Introduction to special section: Drug evaluation in the United States, Canada, and the European union
Article first published online: 6 FEB 2006
Copyright © 2006 by the American College of Rheumatology
Arthritis Care & Research
Volume 55, Issue 1, page 3, 15 February 2006
How to Cite
Yelin, E. H. and Katz, P. P. (2006), Introduction to special section: Drug evaluation in the United States, Canada, and the European union. Arthritis & Rheumatism, 55: 3. doi: 10.1002/art.21713
- Issue published online: 6 FEB 2006
- Article first published online: 6 FEB 2006
Treatment of rheumatic diseases has certainly been revolutionized by the development of the biologic response modifying medications (BRMs), and additional developments are expected in the near future. Although the initial experience with the BRMs has been mainly positive, the rheumatology community has also had to endure controversy and retrenchment in regard to the development and use of COXIBs.
The recent experience with both the BRMs and COXIBs drugs has brought the issue of drug safety in rheumatic disease therapy to the forefront. In this issue of Arthritis Care & Research, we present summaries of drug approval and safety monitoring in the United States, Canada, and the European Union (1–3). Although the similarities are greater than the differences between these 3 jurisdictions, the differences that do exist are nevertheless noteworthy. In particular, Marra and colleagues (2) note that the longer time for drug approval in Canada (when compared with the United States and the United Kingdom) is accompanied by a lower rate of discontinuation (although one should intrepret this correlation with caution). San Miguel and colleagues (3) observe that in the European Union, there is increased emphasis on comparisons between new and existing agents, while in the United States, most comparisons are between a new agent and placebo.

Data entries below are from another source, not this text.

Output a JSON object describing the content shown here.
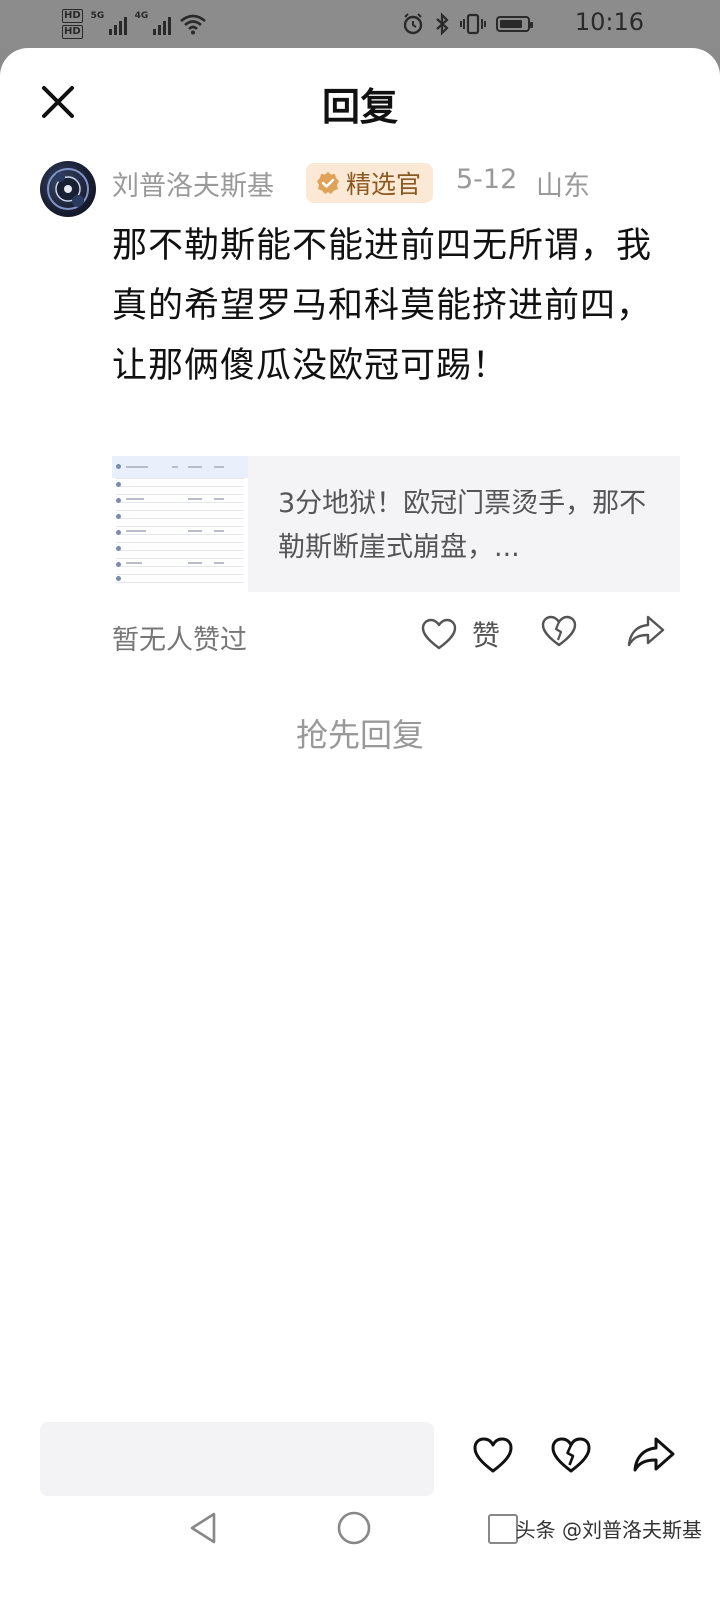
{
  "status_bar": {
    "hd_top": "HD",
    "hd_bottom": "HD",
    "sig1_label": "5G",
    "sig2_label": "4G",
    "time": "10:16",
    "icons": [
      "alarm-icon",
      "bluetooth-icon",
      "vibrate-icon",
      "battery-icon"
    ],
    "battery_level": 0.85
  },
  "header": {
    "title": "回复",
    "close_icon": "close-icon"
  },
  "comment": {
    "author": "刘普洛夫斯基",
    "badge_label": "精选官",
    "date": "5-12",
    "location": "山东",
    "text": "那不勒斯能不能进前四无所谓，我真的希望罗马和科莫能挤进前四，让那俩傻瓜没欧冠可踢！",
    "link_card": {
      "title": "3分地狱！欧冠门票烫手，那不勒斯断崖式崩盘，..."
    },
    "likes_status": "暂无人赞过",
    "like_label": "赞"
  },
  "empty_state": {
    "first_reply": "抢先回复"
  },
  "bottom_bar": {
    "input_placeholder": ""
  },
  "watermark": "头条 @刘普洛夫斯基",
  "colors": {
    "badge_bg": "#fbe9d6",
    "badge_text": "#8a5a22",
    "badge_icon": "#e0a158",
    "muted_text": "#9a9a9a"
  }
}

We are certain that there are positives and negatives in each system. Our hope is that by taking the best from each system, we can maximize the benefits to patients with rheumatic diseases, but to do that, we must understand how each system works.